Oh, it would get worse for them. Way worse. But for now, it was bad enough. The fear. The wondering if any help would come. If they would live to see the morning. The word they used was “tortured.” That is what it was like. Not trouble. Not blasts. Torture.
The kingdom of heaven is like a sigh that contains all our sorrows and wonderings and heart-hurts, but is still heard by God as the most eloquent prayer.
In today’s gospel Jesus speaks again of seeds. Good seeds that the farmer, the one who represents the kingdom of heaven, has planted; only the farmer’s workers have discovered that there are weeds sprouting among the wheat sprouts.
God sends the rain and snow to water the earth to accomplish God’s great purpose: providing food. Seeds for those who sow seeds, which grow into plants and fruits and grain, harvested and made into bread for us who eat.
Plenty of sin to go around. More than enough of, as Paul put it, “this body of death.”
We who are God’s people have special responsibilities to the truth: to seek it out and to speak it. Kindly, if at all possible.
Suffering is abounding. As is sin.
Goodness is what today’s readings are all about. God brings about goodness through God’s ordering of creation.
You can guide where water is poured, at times, but you can’t determine the exact path each molecule will take. It will trickle this way one time, another way the next. When each of us were baptized, the pastor called on God’s Holy Spirit to be poured out on us.

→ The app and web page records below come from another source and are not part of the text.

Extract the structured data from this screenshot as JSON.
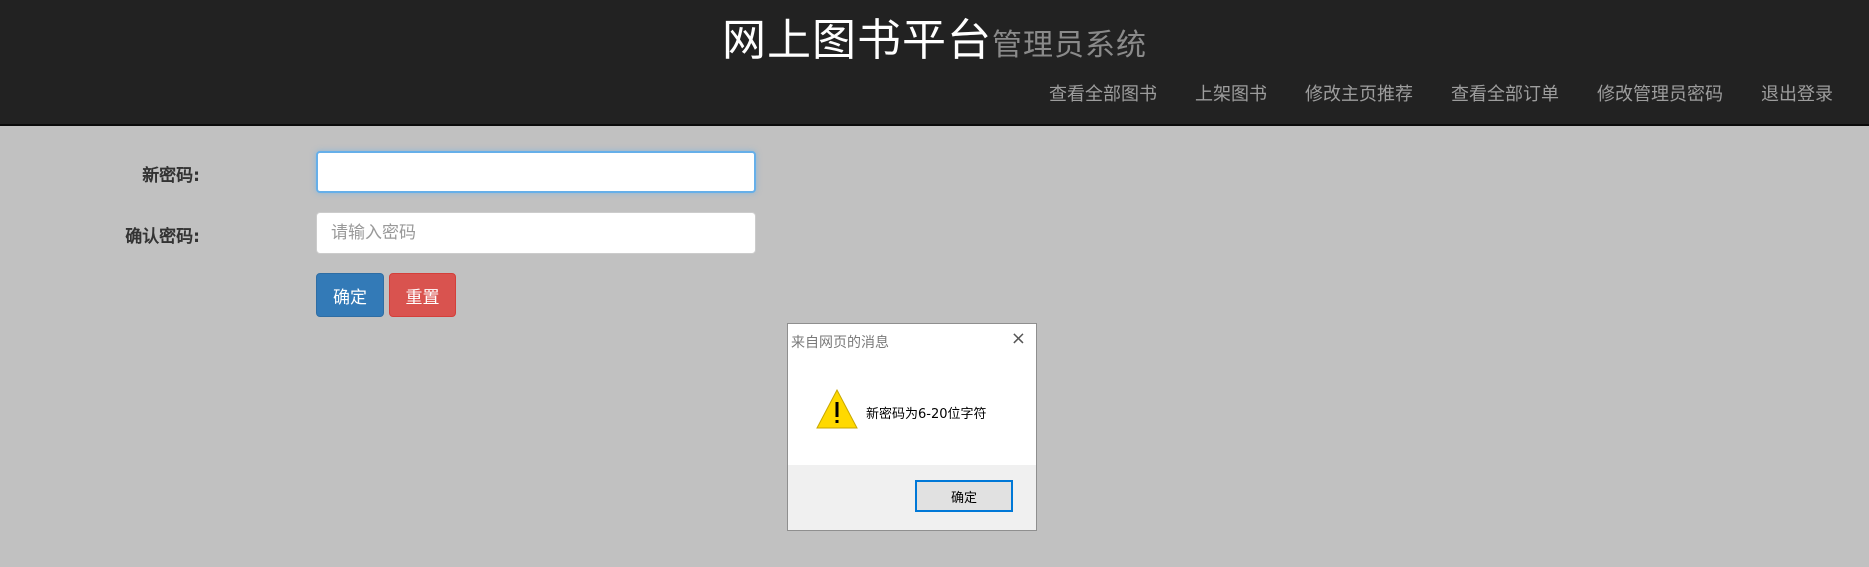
{
  "header": {
    "title": "网上图书平台",
    "subtitle": "管理员系统",
    "nav": [
      {
        "label": "查看全部图书"
      },
      {
        "label": "上架图书"
      },
      {
        "label": "修改主页推荐"
      },
      {
        "label": "查看全部订单"
      },
      {
        "label": "修改管理员密码"
      },
      {
        "label": "退出登录"
      }
    ]
  },
  "form": {
    "new_password": {
      "label": "新密码:",
      "value": "",
      "placeholder": ""
    },
    "confirm_password": {
      "label": "确认密码:",
      "value": "",
      "placeholder": "请输入密码"
    },
    "confirm_button": "确定",
    "reset_button": "重置"
  },
  "dialog": {
    "title": "来自网页的消息",
    "close_icon": "×",
    "icon": "warning-icon",
    "message": "新密码为6-20位字符",
    "ok_button": "确定"
  },
  "colors": {
    "header_bg": "#222222",
    "page_bg": "#c1c1c1",
    "primary": "#337ab7",
    "danger": "#d9534f",
    "warning": "#ffd900"
  }
}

How can we know such a hidden God? Do we wait for the clouds to part, so we can catch a glimpse?